#### Work item
Only the images are to be dropped; the records themselves must be repeated exactly.

**** Input data

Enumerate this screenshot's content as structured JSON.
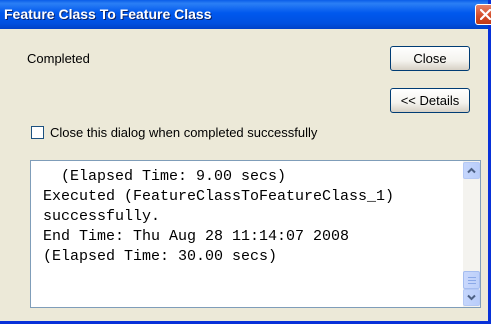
{
  "window": {
    "title": "Feature Class To Feature Class"
  },
  "status": {
    "text": "Completed"
  },
  "buttons": {
    "close_label": "Close",
    "details_label": "<< Details"
  },
  "options": {
    "close_on_success_label": "Close this dialog when completed successfully",
    "close_on_success_checked": false
  },
  "log": {
    "lines": [
      "  (Elapsed Time: 9.00 secs)",
      "Executed (FeatureClassToFeatureClass_1)",
      "successfully.",
      "End Time: Thu Aug 28 11:14:07 2008",
      "(Elapsed Time: 30.00 secs)"
    ]
  },
  "icons": {
    "title_close": "close-icon",
    "scroll_up": "chevron-up-icon",
    "scroll_down": "chevron-down-icon"
  },
  "colors": {
    "titlebar": "#0058ee",
    "window_bg": "#ece9d8",
    "close_button": "#d24a26"
  }
}
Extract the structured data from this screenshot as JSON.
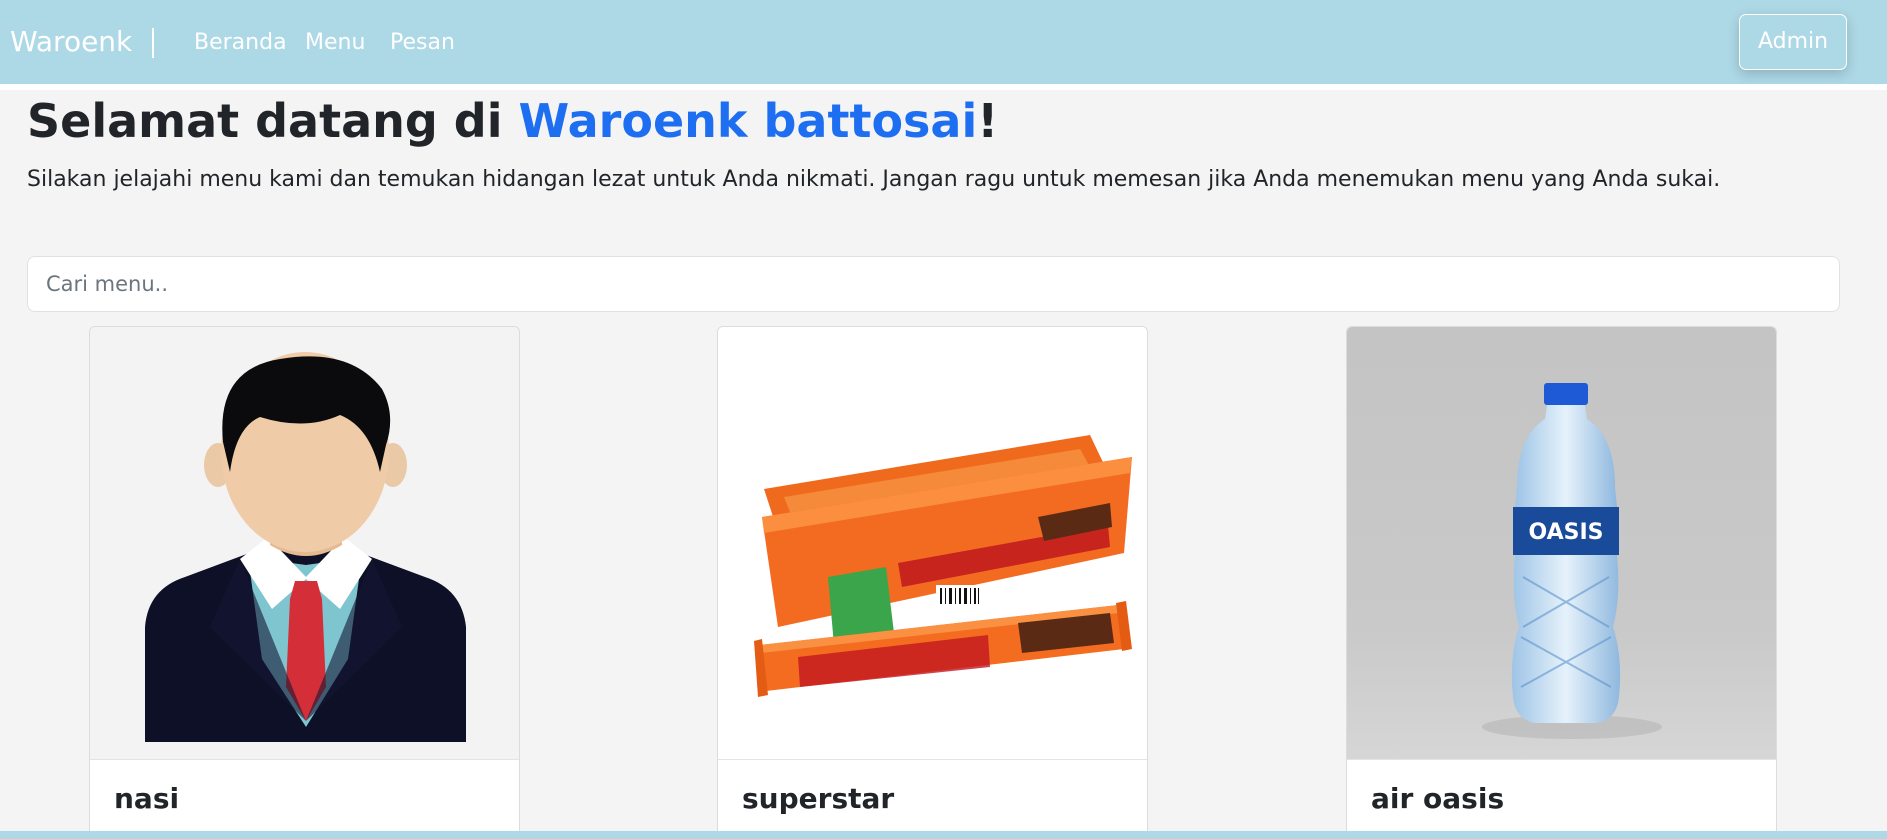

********

#### Answer below
Enumerate this screenshot's content as structured JSON.
{
  "window": {
    "title": "Feature Class To Feature Class"
  },
  "status": {
    "text": "Completed"
  },
  "buttons": {
    "close_label": "Close",
    "details_label": "<< Details"
  },
  "options": {
    "close_on_success_label": "Close this dialog when completed successfully",
    "close_on_success_checked": false
  },
  "log": {
    "lines": [
      "  (Elapsed Time: 9.00 secs)",
      "Executed (FeatureClassToFeatureClass_1)",
      "successfully.",
      "End Time: Thu Aug 28 11:14:07 2008",
      "(Elapsed Time: 30.00 secs)"
    ]
  },
  "icons": {
    "title_close": "close-icon",
    "scroll_up": "chevron-up-icon",
    "scroll_down": "chevron-down-icon"
  },
  "colors": {
    "titlebar": "#0058ee",
    "window_bg": "#ece9d8",
    "close_button": "#d24a26"
  }
}
Extract the structured data from this screenshot as JSON.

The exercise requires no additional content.